▶ **TASK INSTRUCTIONS**
For the word "role", find each line in the entries where it occurs and copy that line.

Website and app data records
-- Opening Marker --
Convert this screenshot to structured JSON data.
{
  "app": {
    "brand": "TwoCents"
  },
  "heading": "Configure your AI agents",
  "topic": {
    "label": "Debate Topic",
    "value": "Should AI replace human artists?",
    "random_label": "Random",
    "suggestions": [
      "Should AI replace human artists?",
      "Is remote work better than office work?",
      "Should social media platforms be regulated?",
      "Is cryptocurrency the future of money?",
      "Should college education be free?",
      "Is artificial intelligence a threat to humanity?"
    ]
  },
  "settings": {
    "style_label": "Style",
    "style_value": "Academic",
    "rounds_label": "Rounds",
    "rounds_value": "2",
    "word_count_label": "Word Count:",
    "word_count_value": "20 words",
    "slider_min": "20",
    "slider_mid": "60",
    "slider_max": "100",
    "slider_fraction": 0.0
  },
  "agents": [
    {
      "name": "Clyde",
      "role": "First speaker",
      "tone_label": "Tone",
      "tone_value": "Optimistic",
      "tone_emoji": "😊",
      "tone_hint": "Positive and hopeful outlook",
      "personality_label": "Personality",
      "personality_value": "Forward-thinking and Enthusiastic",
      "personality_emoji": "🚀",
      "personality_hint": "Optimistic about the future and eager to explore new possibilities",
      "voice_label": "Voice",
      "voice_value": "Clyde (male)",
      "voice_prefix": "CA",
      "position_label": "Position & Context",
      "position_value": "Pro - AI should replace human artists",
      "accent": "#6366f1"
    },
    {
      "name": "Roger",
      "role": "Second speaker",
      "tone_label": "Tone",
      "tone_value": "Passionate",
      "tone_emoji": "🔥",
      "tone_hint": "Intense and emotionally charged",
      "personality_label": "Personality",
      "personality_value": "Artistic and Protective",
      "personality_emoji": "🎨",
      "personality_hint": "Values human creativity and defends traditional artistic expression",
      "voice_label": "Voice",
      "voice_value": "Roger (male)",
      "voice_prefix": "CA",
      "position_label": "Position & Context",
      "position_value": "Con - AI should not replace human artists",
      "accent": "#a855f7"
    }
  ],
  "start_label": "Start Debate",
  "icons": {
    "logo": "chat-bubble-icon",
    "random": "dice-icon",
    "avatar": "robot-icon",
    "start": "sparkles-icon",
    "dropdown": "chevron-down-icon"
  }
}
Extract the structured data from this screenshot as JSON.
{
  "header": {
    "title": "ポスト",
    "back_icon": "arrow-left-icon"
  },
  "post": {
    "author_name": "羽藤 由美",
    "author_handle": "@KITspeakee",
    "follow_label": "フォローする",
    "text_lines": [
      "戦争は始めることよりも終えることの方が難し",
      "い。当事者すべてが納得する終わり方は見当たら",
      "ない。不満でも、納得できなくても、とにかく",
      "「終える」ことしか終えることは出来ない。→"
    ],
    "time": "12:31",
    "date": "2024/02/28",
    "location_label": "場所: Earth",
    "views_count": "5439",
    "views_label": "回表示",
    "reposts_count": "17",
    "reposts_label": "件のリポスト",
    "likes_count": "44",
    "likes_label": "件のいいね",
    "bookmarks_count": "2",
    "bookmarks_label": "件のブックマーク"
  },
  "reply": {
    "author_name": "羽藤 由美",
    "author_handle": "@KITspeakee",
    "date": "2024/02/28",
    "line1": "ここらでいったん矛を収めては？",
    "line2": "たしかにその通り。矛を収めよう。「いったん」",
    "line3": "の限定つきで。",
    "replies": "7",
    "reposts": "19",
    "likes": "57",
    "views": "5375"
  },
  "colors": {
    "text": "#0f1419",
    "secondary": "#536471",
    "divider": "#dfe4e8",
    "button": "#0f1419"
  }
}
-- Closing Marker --
▶ **ANSWER BOX**
      "role": "First speaker",
      "role": "Second speaker",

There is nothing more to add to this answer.